Sarah: The reason why we're doing this, why it's happening, is because we have one another. We bring out a rebellious side in one another, serve as safe spaces for one another. Together, we regularly process new ideas, decide on what to do, and work toward these new missions together - and bring new people into our group, too. Additionally: it's becoming more and more apparent how damaging our continually buying-in to social constructs can be. Be flexible in what you're assuming about people based on their appearances, be flexible with pronouns. "They/them" is a norm way to refer to people you've never met. Plant as many little seeds to spread open-mindedness as you can.
Sean: Do you have any recommendations on literature, or any other sources of inspiration for your work?
Sarah: People on social media, YouTubers, TikTokers - some folks online drop these nuggets of wisdom, and I do my best to pick them up and let them incubate. I'm looking forward to having the opportunity to become more 'bookish' in the future!

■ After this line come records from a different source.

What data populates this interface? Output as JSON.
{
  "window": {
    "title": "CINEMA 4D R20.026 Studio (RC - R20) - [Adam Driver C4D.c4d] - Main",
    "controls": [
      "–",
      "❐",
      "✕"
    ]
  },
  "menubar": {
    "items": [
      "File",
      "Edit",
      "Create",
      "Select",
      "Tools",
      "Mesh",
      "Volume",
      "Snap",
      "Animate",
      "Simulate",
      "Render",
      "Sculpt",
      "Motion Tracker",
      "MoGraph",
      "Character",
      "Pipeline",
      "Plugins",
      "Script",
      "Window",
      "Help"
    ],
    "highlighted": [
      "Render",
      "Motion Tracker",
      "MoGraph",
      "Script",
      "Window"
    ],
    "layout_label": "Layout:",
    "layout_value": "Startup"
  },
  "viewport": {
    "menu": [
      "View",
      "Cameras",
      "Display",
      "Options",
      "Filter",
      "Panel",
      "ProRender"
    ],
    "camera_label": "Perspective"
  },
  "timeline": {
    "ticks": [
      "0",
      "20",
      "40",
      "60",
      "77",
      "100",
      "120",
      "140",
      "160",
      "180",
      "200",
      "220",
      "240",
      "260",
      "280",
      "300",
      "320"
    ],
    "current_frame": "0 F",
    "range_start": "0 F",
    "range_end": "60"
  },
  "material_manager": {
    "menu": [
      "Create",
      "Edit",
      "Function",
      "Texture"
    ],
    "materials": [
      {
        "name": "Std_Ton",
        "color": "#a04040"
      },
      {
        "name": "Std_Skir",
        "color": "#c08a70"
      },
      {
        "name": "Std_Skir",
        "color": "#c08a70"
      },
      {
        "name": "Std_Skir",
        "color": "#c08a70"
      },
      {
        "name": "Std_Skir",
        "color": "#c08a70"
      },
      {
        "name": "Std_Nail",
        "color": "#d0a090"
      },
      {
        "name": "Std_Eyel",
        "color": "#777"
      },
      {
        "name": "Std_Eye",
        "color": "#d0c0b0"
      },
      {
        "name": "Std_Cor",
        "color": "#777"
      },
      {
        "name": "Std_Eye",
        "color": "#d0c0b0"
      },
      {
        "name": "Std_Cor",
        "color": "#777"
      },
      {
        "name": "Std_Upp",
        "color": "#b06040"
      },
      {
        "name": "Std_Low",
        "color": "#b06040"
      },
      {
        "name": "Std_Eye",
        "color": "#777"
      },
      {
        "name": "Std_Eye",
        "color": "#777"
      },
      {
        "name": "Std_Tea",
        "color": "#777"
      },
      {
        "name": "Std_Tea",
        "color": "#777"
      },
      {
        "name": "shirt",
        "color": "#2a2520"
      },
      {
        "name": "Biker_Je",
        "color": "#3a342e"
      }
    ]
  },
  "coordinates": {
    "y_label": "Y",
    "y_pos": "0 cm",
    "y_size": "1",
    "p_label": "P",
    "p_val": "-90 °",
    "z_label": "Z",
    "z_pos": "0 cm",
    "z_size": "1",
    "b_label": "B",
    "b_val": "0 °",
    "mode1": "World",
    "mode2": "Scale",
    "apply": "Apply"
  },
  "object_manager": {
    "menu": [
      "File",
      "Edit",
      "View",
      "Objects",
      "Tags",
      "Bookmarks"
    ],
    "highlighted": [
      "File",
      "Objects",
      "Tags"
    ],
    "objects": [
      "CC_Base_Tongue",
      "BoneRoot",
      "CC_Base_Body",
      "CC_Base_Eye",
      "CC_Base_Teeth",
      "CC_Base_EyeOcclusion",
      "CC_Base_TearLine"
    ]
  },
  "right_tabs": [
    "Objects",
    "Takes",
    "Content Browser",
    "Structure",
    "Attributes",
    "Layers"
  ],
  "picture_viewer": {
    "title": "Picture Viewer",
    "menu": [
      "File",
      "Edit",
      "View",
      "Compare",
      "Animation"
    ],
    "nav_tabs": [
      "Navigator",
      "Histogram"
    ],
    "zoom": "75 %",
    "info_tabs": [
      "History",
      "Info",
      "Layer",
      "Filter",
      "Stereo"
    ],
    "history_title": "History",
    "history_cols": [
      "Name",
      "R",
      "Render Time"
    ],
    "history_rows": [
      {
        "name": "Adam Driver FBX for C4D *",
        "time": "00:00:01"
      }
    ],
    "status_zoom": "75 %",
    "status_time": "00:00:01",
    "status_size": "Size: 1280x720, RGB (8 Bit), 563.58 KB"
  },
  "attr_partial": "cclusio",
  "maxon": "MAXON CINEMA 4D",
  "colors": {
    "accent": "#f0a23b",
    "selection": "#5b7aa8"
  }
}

Dawn: Omnigender by Virginia Ramey Mollenkott is a big one for me. OtherWise Christian by Mx Chris Paige, who's doing amazing things with chaplaincy in New Jersey, is a source of inspiration from someone I regard as a peer. Sister Outsider by Audre Lorde, too, is a big one. We're actually in the process of building a 'banned book' library for the kids with the assistance of a librarian in the congregation. I'm also very much inspired by the life and work of Bishop Yvette Flunder.
The Faith Formation team would like to extend hearty thanks and congratulations to Southborough Safe Spaces for their good works and ready engagement with their community. How is your church putting faith into action? Share your stories with Program Support Associate Sean Amato, and you may just be spotlit in the next issue of Discipleship Matters!